Following the Financial Services Royal Commission in 2019, the Australian Law Reform Commission (ALRC) was tasked with inquiring into Australia’s corporate criminal responsibility regime.
In an April 2020 report the ALRC presents the primary data collated in the course of its inquiry, which includes a review of the legislation applicable to corporations, the types of offences and penalties available, and the liability provisions.
Offences applicable to corporations
Table 4 of the report provides a summary of offences under the reviewed legislation. There are a total of 3117 offences under 24 different Acts, including:
|Anti-Money Laundering and Counter-Terrorism Financing Act 2006||45|
|Corporations Act 2001||902|
|Criminal Code Act 1995||593|
|Environment Protection and Biodiversity Conservation Act 1999||146|
|National Consumer Credit Protection Act 2009||216|
|Superannuation Industry (Supervision) Act 1993||131|
|Taxation Administration Act 1953||52|
|Therapeutic Goods Act 1989||259|
The legislation and associated offences span a range of industries and are aimed at protecting consumers and the environment, as well as protecting Australia’s financial system and national interests.
Table 4 provides additional information such as the number of less serious offences and the number of strict liability offences – including those punishable by imprisonment.
For example, while there are 902 offences under the Corporations Act 2001, there are 281 less serious offences and 393 strict liability offences, only nine of which are punishable by imprisonment.
“Less serious offences” refer to offences attracting a maximum penalty of up to and including 300 penalty units for a corporation. As of March 2021, the value of a penalty unit is $222. Therefore, less serious offences are those where the maximum penalty is less than or equal to $66,600.
Infringement notices and non-monetary penalty regimes
Table 5 of the report provides a summary of infringement notice and non-monetary penalty regimes under the reviewed legislation.
For some offences, an infringement notice may be allowed as a penalty instead of prosecution. Legislation where an infringement notice is allowed for criminal offences includes:
- Anti-Money Laundering and Counter-Terrorism Financing Act 2006.
- ASIC Act 2001.
- Corporations Act 2001.
- Environment Protection and Biodiversity Conservation Act 1999.
- Excise Act 1901.
- Fair Work Act 2009.
- National Consumer Credit Protection Act 2009.
- Superannuation Industry (Supervision) Act 1993.
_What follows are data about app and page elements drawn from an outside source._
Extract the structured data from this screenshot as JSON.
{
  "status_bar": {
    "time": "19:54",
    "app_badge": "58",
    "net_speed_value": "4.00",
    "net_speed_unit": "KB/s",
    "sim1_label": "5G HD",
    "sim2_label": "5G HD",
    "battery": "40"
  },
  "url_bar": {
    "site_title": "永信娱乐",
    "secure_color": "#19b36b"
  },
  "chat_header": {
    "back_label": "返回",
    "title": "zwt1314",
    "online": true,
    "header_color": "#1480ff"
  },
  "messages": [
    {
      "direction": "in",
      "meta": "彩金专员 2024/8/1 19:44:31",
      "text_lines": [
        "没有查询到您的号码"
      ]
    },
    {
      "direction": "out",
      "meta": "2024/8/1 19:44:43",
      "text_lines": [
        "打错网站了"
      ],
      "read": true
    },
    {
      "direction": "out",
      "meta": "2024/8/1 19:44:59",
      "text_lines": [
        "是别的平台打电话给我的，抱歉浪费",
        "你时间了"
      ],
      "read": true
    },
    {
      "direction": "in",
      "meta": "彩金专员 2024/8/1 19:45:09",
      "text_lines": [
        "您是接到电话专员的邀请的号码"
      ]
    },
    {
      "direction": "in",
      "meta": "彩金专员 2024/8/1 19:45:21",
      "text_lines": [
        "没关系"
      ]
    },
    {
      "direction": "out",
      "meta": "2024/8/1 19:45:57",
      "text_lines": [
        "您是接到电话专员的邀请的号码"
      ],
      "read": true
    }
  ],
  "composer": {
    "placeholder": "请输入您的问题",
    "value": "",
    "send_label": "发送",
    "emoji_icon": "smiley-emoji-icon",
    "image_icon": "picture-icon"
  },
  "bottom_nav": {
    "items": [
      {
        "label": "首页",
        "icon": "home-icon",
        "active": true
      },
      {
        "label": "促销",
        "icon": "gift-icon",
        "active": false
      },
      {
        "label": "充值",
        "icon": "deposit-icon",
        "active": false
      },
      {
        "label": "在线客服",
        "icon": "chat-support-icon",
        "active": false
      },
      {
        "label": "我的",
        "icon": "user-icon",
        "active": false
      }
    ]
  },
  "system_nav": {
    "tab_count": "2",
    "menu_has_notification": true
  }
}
- Telecommunications Act 1997.
- Therapeutic Goods Act 1989.
Infringement notices can also be an option when considering civil penalties and are available for some contraventions where an infringement notice is not available for criminal offences, including those under the Agricultural and Veterinary Chemicals (Administration) Act 1992 and the Competition and Consumer Act 2001.
Table 5 also covers the availability of non-punitive orders, adverse publicity orders, disqualification orders, and company deregistration orders.
Individual liability for corporate offences
Table 6 of the report provides a summary of individual liability for corporate offences.
Accessorial liability provisions
Table 6.1 outlines accessorial liability provisions in the legislation. For each Act, the table outlines the types of liability (civil/criminal), classes of individuals liable, and the level of complicity required.
For example, under the Corporations Act 2001 there are various civil and criminal penalties available under different sections of the Act. For this and most other offences, individuals are personally liable for being “involved in” the offences. In some cases, there is a further requirement that the involvement was dishonest, intentional or reckless.
Extended management liability provisions
Table 6.2 outlines extended management liability provisions in the legislation. For these offences, liability relates to a person’s position within a company.
The applicable legislation and type of offence will influence:
- Who liability is attributed to; this may be company directors, executive officers, and other positions involved in the management of the corporation.
- What the prosecution/regulator must prove. This can include:
- Committing a corporate contravention.
- Knowledge that, or recklessness or negligence as to whether, contravention would occur.
- Being in a position to influence the conduct.
- Failure to take all reasonable steps to prevent the conduct.
Extended management liability provisions are not applicable to all legislation, and no provisions were identified relating to a number of Acts including the Anti-Money Laundering and Counter-Terrorism Financing Act 2006, Competition and Consumer Act 2010, and Superannuation Industry (Supervision) Act 1993.